DonAithnendonaithnen on August 18th, 2009 02:30 am (UTC)
"I was delighted that Up had an Asian American protagonist"

*blinks* It did? The kid i presume? I'm afraid all i can remember about him at this point is that he was a bit chubby. And he was a scout. And... SQUIRREL!
Coraacoraa on August 18th, 2009 02:38 am (UTC)
Yeah, the kid -- and it's kinda cool, actually, that he's Asian (and portrayed by a Japanese American voice actor) but the movie doesn't make a huge deal about it. It's just there. Which is awesome.
Coraacoraa on August 18th, 2009 12:16 am (UTC)
(And yeah, I certainly think that it's possible to have shamanic characters who are treated respectfully and accurately -- it just doesn't sound like that's what happened here. But as I said, I haven't seen it. :) )
balivatn: rainforestbalivatn on September 3rd, 2009 01:08 pm (UTC)
Princess and the Frog
It is set in New Orleans, and it looks like there is a "evil" houngan and a "good" mambo (that's the priests and priestesses in Haitian vodou, I can't remember the Louisiana Voodoo spellings).

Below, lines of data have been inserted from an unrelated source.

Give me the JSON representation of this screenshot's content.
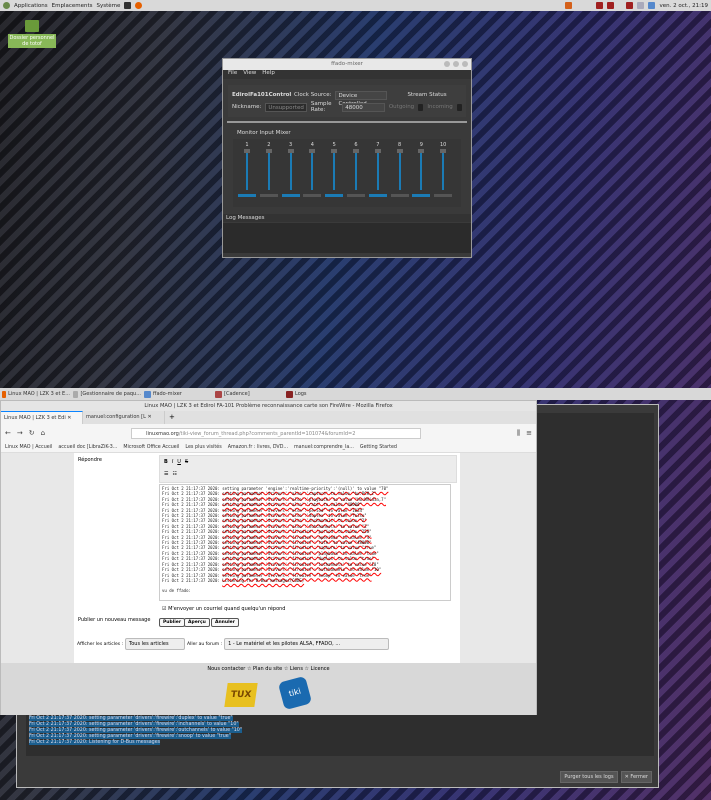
{
  "top_panel": {
    "menus": [
      "Applications",
      "Emplacements",
      "Système"
    ],
    "clock": "ven. 2 oct., 21:19"
  },
  "desktop": {
    "icon_label": "Dossier personnel de totof"
  },
  "ffado": {
    "title": "ffado-mixer",
    "menu": [
      "File",
      "View",
      "Help"
    ],
    "device": "EdirolFa101Control",
    "clock_source_label": "Clock Source:",
    "clock_source": "Device Controlled",
    "stream_status": "Stream Status",
    "nickname_label": "Nickname:",
    "nickname": "Unsupported",
    "sample_rate_label": "Sample Rate:",
    "sample_rate": "48000",
    "outgoing": "Outgoing",
    "incoming": "Incoming",
    "mixer_title": "Monitor Input Mixer",
    "channels": [
      "1",
      "2",
      "3",
      "4",
      "5",
      "6",
      "7",
      "8",
      "9",
      "10"
    ],
    "log_title": "Log Messages"
  },
  "taskbar": {
    "items": [
      "Linux MAO | LZK 3 et E...",
      "[Gestionnaire de paqu...",
      "ffado-mixer",
      "[Cadence]",
      "Logs"
    ]
  },
  "logs": {
    "lines": [
      "Fri Oct  2 21:17:37 2020: setting parameter 'drivers':'firewire':'playback' to value \"true\"",
      "Fri Oct  2 21:17:37 2020: setting parameter 'drivers':'firewire':'duplex' to value \"true\"",
      "Fri Oct  2 21:17:37 2020: setting parameter 'drivers':'firewire':'inchannels' to value \"10\"",
      "Fri Oct  2 21:17:37 2020: setting parameter 'drivers':'firewire':'outchannels' to value \"10\"",
      "Fri Oct  2 21:17:37 2020: setting parameter 'drivers':'firewire':'snoop' to value \"true\"",
      "Fri Oct  2 21:17:37 2020: Listening for D-Bus messages"
    ],
    "purge": "Purger tous les logs",
    "close": "✕ Fermer"
  },
  "firefox": {
    "title": "Linux MAO | LZK 3 et Edirol FA-101 Problème reconnaissance carte son FireWire - Mozilla Firefox",
    "tabs": [
      "Linux MAO | LZK 3 et Edi",
      "manuel:configuration [L"
    ],
    "url_domain": "linuxmao.org",
    "url_path": "/tiki-view_forum_thread.php?comments_parentId=101074&forumId=2",
    "bookmarks": [
      "Linux MAO | Accueil",
      "accueil doc [LibraZiK-3...",
      "Microsoft Office Accueil",
      "Les plus visités",
      "Amazon.fr : livres, DVD...",
      "manuel:comprendre_la...",
      "Getting Started"
    ],
    "reply_label": "Répondre",
    "editor_lines": [
      [
        "Fri Oct  2 21:17:37 2020: ",
        "setting parameter 'engine':'realtime-priority':'(null)' to value \"70\""
      ],
      [
        "Fri Oct  2 21:17:37 2020: ",
        "setting parameter 'drivers':'alsa':'capture' to value \"hw:PCH,2\""
      ],
      [
        "Fri Oct  2 21:17:37 2020: ",
        "setting parameter 'drivers':'alsa':'playback' to value \"hw:NVidia,7\""
      ],
      [
        "Fri Oct  2 21:17:37 2020: ",
        "setting parameter 'drivers':'alsa':'rate' to value \"48000\""
      ],
      [
        "Fri Oct  2 21:17:37 2020: ",
        "setting parameter 'drivers':'alsa':'period' to value \"1024\""
      ],
      [
        "Fri Oct  2 21:17:37 2020: ",
        "setting parameter 'drivers':'alsa':'duplex' to value \"false\""
      ],
      [
        "Fri Oct  2 21:17:37 2020: ",
        "setting parameter 'drivers':'alsa':'inchannels' to value \"2\""
      ],
      [
        "Fri Oct  2 21:17:37 2020: ",
        "setting parameter 'drivers':'alsa':'outchannels' to value \"2\""
      ],
      [
        "Fri Oct  2 21:17:37 2020: ",
        "setting parameter 'drivers':'firewire':'period' to value \"256\""
      ],
      [
        "Fri Oct  2 21:17:37 2020: ",
        "setting parameter 'drivers':'firewire':'nperiods' to value \"4\""
      ],
      [
        "Fri Oct  2 21:17:37 2020: ",
        "setting parameter 'drivers':'firewire':'rate' to value \"48000\""
      ],
      [
        "Fri Oct  2 21:17:37 2020: ",
        "setting parameter 'drivers':'firewire':'capture' to value \"true\""
      ],
      [
        "Fri Oct  2 21:17:37 2020: ",
        "setting parameter 'drivers':'firewire':'playback' to value \"true\""
      ],
      [
        "Fri Oct  2 21:17:37 2020: ",
        "setting parameter 'drivers':'firewire':'duplex' to value \"true\""
      ],
      [
        "Fri Oct  2 21:17:37 2020: ",
        "setting parameter 'drivers':'firewire':'inchannels' to value \"10\""
      ],
      [
        "Fri Oct  2 21:17:37 2020: ",
        "setting parameter 'drivers':'firewire':'outchannels' to value \"10\""
      ],
      [
        "Fri Oct  2 21:17:37 2020: ",
        "setting parameter 'drivers':'firewire':'snoop' to value \"true\""
      ],
      [
        "Fri Oct  2 21:17:37 2020: ",
        "Listening for D-Bus messages(CODE)"
      ]
    ],
    "editor_tail": "vu de ffado:",
    "notify": "M'envoyer un courriel quand quelqu'un répond",
    "publish_label": "Publier un nouveau message",
    "btn_publish": "Publier",
    "btn_preview": "Aperçu",
    "btn_cancel": "Annuler",
    "show_label": "Afficher les articles :",
    "show_value": "Tous les articles",
    "forum_label": "Aller au forum :",
    "forum_value": "1 - Le matériel et les pilotes ALSA, FFADO, ...",
    "footer_links": [
      "Nous contacter",
      "Plan du site",
      "Liens",
      "Licence"
    ],
    "logo_tux": "TUX",
    "logo_tiki": "tiki"
  }
}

Disney has had to do some adjusting already regarding race - they changed the princess' name and dropped her being a chambermaid. They probably won't depict Voodoo accurately, but we'll see how much they mangle it :)
Marvin Spencermarvinalone on August 17th, 2009 07:30 pm (UTC)
This is going to be extremely spoilery, but I don't think you should see it anyways. It touches a lot of buttons.

There are really only two heroes in the movie. One is an alien, and the other is a white guy. Everyone else is evil. It's true that the whites are evil in stereotypically white ways, and (most of) the blacks are evil in stereotypically black ways. Some of that is certainly unnecessary, but some of it is just the times it plays in. Whites are still far richer than blacks, even in South Africa, which gives them different means to be evil. That is reflected in the movie. If I wanted to be generous, I could say that the movie is saying "Look, we can still see the effects from the last time we fucked up, and we're already doing it again!".

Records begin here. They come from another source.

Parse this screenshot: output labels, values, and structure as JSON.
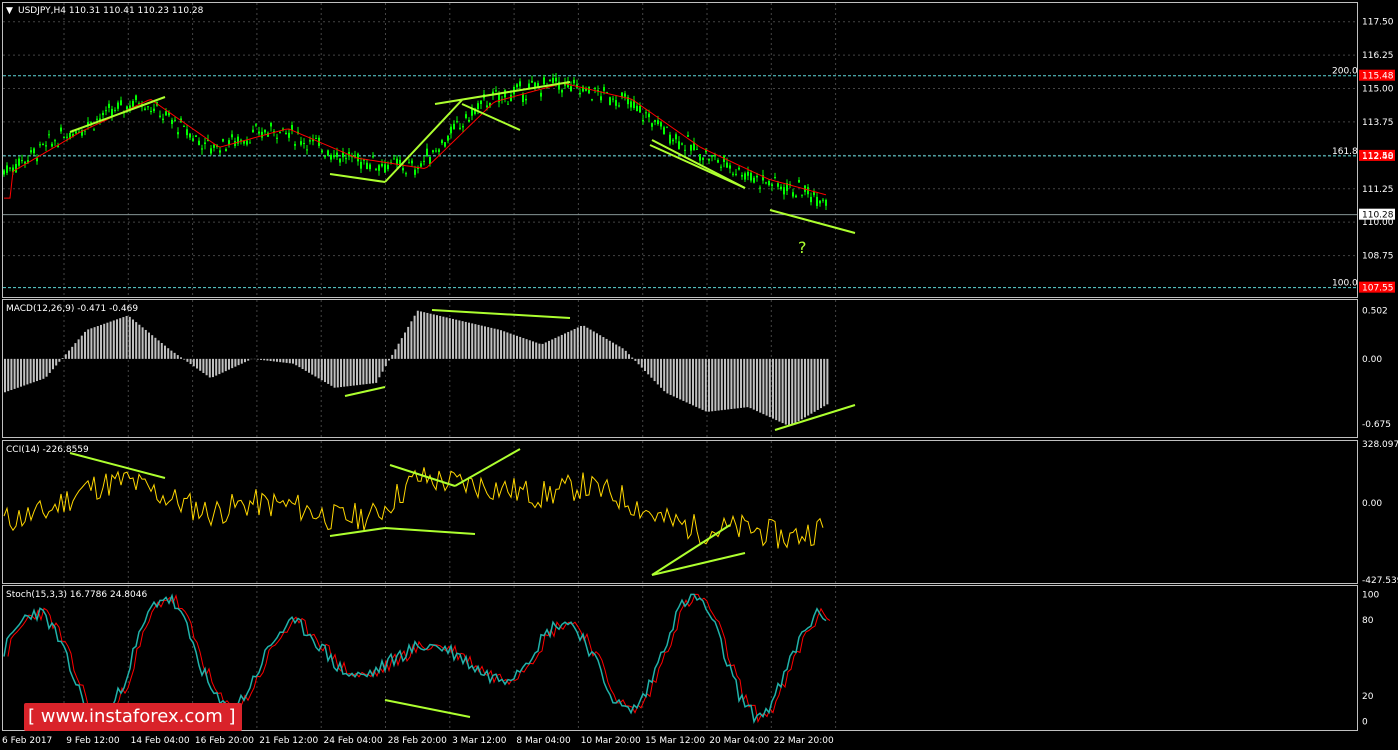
{
  "window": {
    "symbol_line": "USDJPY,H4  110.31 110.41 110.23 110.28",
    "watermark": "[ www.instaforex.com ]",
    "question_mark": "?"
  },
  "panels": {
    "price": {
      "ticks": [
        "117.50",
        "116.25",
        "115.00",
        "113.75",
        "112.50",
        "111.25",
        "110.00",
        "108.75"
      ],
      "current_price": "110.28",
      "fib_levels": [
        {
          "label": "200.0",
          "price": "115.48",
          "color": "#5fd7d7"
        },
        {
          "label": "161.8",
          "price": "112.48",
          "color": "#5fd7d7"
        },
        {
          "label": "100.0",
          "price": "107.55",
          "color": "#5fd7d7"
        }
      ]
    },
    "macd": {
      "title": "MACD(12,26,9) -0.471 -0.469",
      "ticks": [
        "0.502",
        "0.00",
        "-0.675"
      ]
    },
    "cci": {
      "title": "CCI(14) -226.8559",
      "ticks": [
        "328.0971",
        "0.00",
        "-427.539"
      ]
    },
    "stoch": {
      "title": "Stoch(15,3,3) 16.7786 24.8046",
      "ticks": [
        "100",
        "80",
        "20",
        "0"
      ]
    }
  },
  "x_axis": [
    "6 Feb 2017",
    "9 Feb 12:00",
    "14 Feb 04:00",
    "16 Feb 20:00",
    "21 Feb 12:00",
    "24 Feb 04:00",
    "28 Feb 20:00",
    "3 Mar 12:00",
    "8 Mar 04:00",
    "10 Mar 20:00",
    "15 Mar 12:00",
    "20 Mar 04:00",
    "22 Mar 20:00"
  ],
  "colors": {
    "background": "#000000",
    "candles": "#00ff00",
    "trendlines": "#adff2f",
    "moving_average": "#ff0000",
    "macd_hist": "#c0c0c0",
    "cci_line": "#ffd700",
    "stoch_main": "#20b2aa",
    "fib": "#5fd7d7",
    "price_tag": "#ff0000"
  },
  "chart_data": {
    "type": "line",
    "title": "USDJPY,H4  110.31 110.41 110.23 110.28",
    "x": [
      "6 Feb 2017",
      "9 Feb 12:00",
      "14 Feb 04:00",
      "16 Feb 20:00",
      "21 Feb 12:00",
      "24 Feb 04:00",
      "28 Feb 20:00",
      "3 Mar 12:00",
      "8 Mar 04:00",
      "10 Mar 20:00",
      "15 Mar 12:00",
      "20 Mar 04:00",
      "22 Mar 20:00"
    ],
    "series": [
      {
        "values": [
          111.9,
          113.4,
          114.6,
          112.8,
          113.5,
          112.4,
          112.0,
          114.5,
          115.2,
          114.6,
          112.8,
          111.6,
          110.9
        ]
      }
    ],
    "ylim": [
      108.0,
      118.2
    ]
  }
}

Now the white guy starts out as quite evil himself, in a Heinrich Himmler kind of way. A (physical) weakling himself, he organizes a forced relocation, separates family members, orders beatings, and, in the most harrowing of the scenes, delights in burning down a shack full of alien eggs. All the while he is certain, even cheerful, that he is doing good work. It takes him a very long time to turn just good enough to make for the right ending (but not so good that you'd be comfortable in his presence). I think for a plot like this one, there was just no way out. If he had been cast as a black man, the charge of racism would stand even stronger.

I can buy a white guy cheerfully suppressing because he is to small-minded to know what's really going on (or very good at ignoring), but a black one, and a South African at that? I'd have a hard time believing that someone who was at the other end of the baton just a few years ago could block out the true state of affairs as much as the male lead in this movie does.
DonAithnendonaithnen on August 17th, 2009 05:37 am (UTC)
I actually got it from Audible sometime last year. I liked it a fair bit but would have enjoyed it more if not for the obviously forecast incredibly depressing ending.

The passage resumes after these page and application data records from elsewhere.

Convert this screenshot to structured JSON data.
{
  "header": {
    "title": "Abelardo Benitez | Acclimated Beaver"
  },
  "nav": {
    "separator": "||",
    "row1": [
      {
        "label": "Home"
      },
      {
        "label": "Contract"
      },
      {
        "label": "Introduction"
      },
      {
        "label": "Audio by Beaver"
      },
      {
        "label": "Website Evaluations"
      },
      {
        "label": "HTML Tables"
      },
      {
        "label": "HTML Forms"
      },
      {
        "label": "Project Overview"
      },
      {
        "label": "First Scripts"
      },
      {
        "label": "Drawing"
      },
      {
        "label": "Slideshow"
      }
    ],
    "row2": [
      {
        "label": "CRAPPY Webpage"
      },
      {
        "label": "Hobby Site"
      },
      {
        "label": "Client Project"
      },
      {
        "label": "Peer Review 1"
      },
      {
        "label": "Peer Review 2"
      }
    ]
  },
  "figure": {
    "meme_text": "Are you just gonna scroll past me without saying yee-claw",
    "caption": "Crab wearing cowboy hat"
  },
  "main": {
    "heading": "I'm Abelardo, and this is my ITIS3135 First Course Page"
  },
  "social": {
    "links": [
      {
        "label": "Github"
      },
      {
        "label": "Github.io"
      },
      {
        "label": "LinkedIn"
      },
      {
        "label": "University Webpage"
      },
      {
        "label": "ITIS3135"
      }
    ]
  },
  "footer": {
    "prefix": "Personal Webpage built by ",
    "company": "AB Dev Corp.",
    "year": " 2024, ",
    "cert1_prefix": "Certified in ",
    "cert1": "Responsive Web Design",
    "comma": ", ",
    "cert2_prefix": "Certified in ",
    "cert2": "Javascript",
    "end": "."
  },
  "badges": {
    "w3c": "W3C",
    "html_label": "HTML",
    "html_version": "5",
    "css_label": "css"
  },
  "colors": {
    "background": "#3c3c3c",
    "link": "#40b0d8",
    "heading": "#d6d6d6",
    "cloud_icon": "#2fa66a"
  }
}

I actually thought it was very much science fiction though, since it made the time traveling a genetic condition and then did a good job of exploring the repercussions of that, including attempts at a a medical treatment, inheritance, etc.

It actually did a better job of examining the implications of its SF elements than some books that are actually classified as SF. Off the top of my head, Linnea Sinclair's stuff is often very good romance but really glosses over the SF background of the various universes she's created.
Coraacoraa on August 17th, 2009 05:42 am (UTC)
Huh, interesting.

I can't exactly explain what about it seems more like mainstream to me than like SF/F, but it really, really does. It has a lot in common with the books my book group reads.